Captain George Talbot Plum


George Talbot Plum was born in Bristol in early 1878, son of cutlery manufacturer George T. Plum and his wife, County Down-born Sarah Jane Plum.

He worked in his father's business at Redland, Bristol, as a cutler. By 1911 it included a sports outfitting department, which Plum managed.

On 29 April 1915 Plum was commissioned as a 2nd lieutenant in the 4th (City of Bristol) Battalion, The Gloucestershire Regiment, part of the South Midland Division.

On 8 March the following year he transferred to the South Midland Division's Cyclist Companies. He was promoted to the rank of lieutenant on 1 July 1917. For significant periods in 1916 and 1917 he acted in the rank of captain.

Plum was transferred to the Army Cyclist Corps on 8 November 1917. From that date until 20 July 1918 he commanded a company of cyclist, with the rank of acting captain.

On 29 August 1918 he embarked for France, where he joined the North Irish Horse Cyclist Regiment, taking command of D Squadron as acting captain. He remained in this role until 15 October, when Captain J.C.G. Kirkpatrick took over.
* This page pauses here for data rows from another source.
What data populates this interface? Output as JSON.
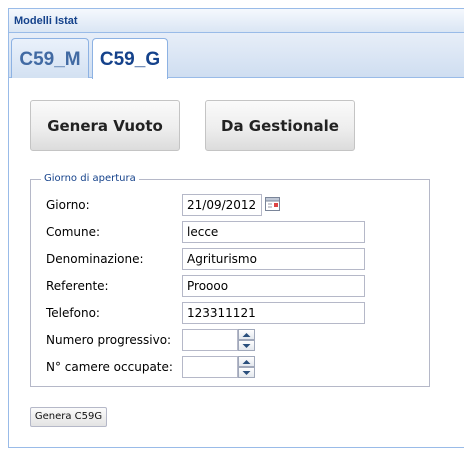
{
  "window": {
    "title": "Modelli Istat"
  },
  "tabs": [
    {
      "label": "C59_M",
      "active": false
    },
    {
      "label": "C59_G",
      "active": true
    }
  ],
  "actions": {
    "empty_label": "Genera Vuoto",
    "from_management_label": "Da Gestionale"
  },
  "form": {
    "legend": "Giorno di apertura",
    "giorno": {
      "label": "Giorno:",
      "value": "21/09/2012"
    },
    "comune": {
      "label": "Comune:",
      "value": "lecce"
    },
    "denominazione": {
      "label": "Denominazione:",
      "value": "Agriturismo"
    },
    "referente": {
      "label": "Referente:",
      "value": "Proooo"
    },
    "telefono": {
      "label": "Telefono:",
      "value": "123311121"
    },
    "numero_progressivo": {
      "label": "Numero progressivo:",
      "value": ""
    },
    "camere_occupate": {
      "label": "N° camere occupate:",
      "value": ""
    }
  },
  "footer": {
    "generate_label": "Genera C59G"
  },
  "colors": {
    "header_text": "#15428b",
    "border": "#99bbe8",
    "tab_text": "#416aa3"
  },
  "icons": {
    "calendar": "calendar-icon",
    "spinner_up": "spin-up-icon",
    "spinner_down": "spin-down-icon"
  }
}
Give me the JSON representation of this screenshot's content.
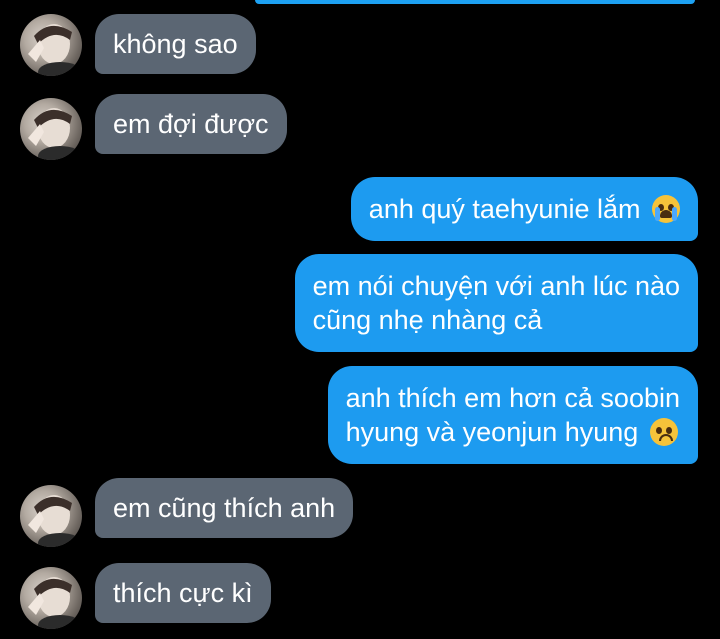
{
  "messages": [
    {
      "side": "in",
      "text": "không sao",
      "emoji": ""
    },
    {
      "side": "in",
      "text": "em đợi được",
      "emoji": ""
    },
    {
      "side": "out",
      "text": "anh quý taehyunie lắm",
      "emoji": "loudly-crying-face"
    },
    {
      "side": "out",
      "line1": "em nói chuyện với anh lúc nào",
      "line2": "cũng nhẹ nhàng cả",
      "emoji": ""
    },
    {
      "side": "out",
      "line1": "anh thích em hơn cả soobin",
      "line2": "hyung và yeonjun hyung",
      "emoji": "pleading-face"
    },
    {
      "side": "in",
      "text": "em cũng thích anh",
      "emoji": ""
    },
    {
      "side": "in",
      "text": "thích cực kì",
      "emoji": ""
    }
  ],
  "colors": {
    "background": "#000000",
    "incoming_bubble": "#5b6673",
    "outgoing_bubble": "#1d9bf0",
    "text": "#ffffff"
  }
}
During the time Plum was in command of D Squadron, the North Irish Horse Cyclists had played an important role as advance guard and scouts for the divisions of V Corps during the Advance to Victory offensive. Plum won plaudits for the work done by his squadron:

I wish to place on record my appreciation of the good work done by the detachment of the North Irish Horse (Corps Cyclists) under Captain Plum, attached to this Brigade during the recent operations especially on the 4th September 1918.

The patrolling done by the Cyclists and the information which they obtained has proved invaluable and largely contributed to the success of the operations.

(Signed) G Gwyn Thomas, Brigadier General
Commanding 50th Infantry Brigade
[6 September]


1. The Squadron of Cyclists (NIH) attached to this Division proved invaluable.
They were employed on the following tasks:-

1. Patrolling
2. Communication
3. Liaison

2. (a) During the advance from Rocquigny to the Canal-du-Nord, sections patrolled ahead of the Infantry and sent back most useful reports as to the position of the enemy. One patrol on arrival at Etricourt dismounted and came into action against an enemy Machine Gun Nest on the East bank of the Canal-du-Nord and compelled it to withdraw.
(b) When all the forward telephone wires were cut and the Power Buzzer out of action, the cyclists riding down the Fins-Gouzeaucourt road maintained communication from the forward Battalions to the Dessart Wood Report Centre.
(c) During the check along the Canal-du-Nord they were used to maintain Liaison with troops on Right and Left, and were most useful.
3. The Cyclists were of the greatest use, their keenness was most marked, and they carried out the tasks allotted to them in a most competent manner.

(Signed) G M Bird, Colonel for
Major General
Commanding 17th Division
[25 September]


After the war Plum was placed on the Territorial Army Officer Reserve General List, and was promoted to captain. He relinquished his commission on 23 May 1928, having reached the age limit for officers.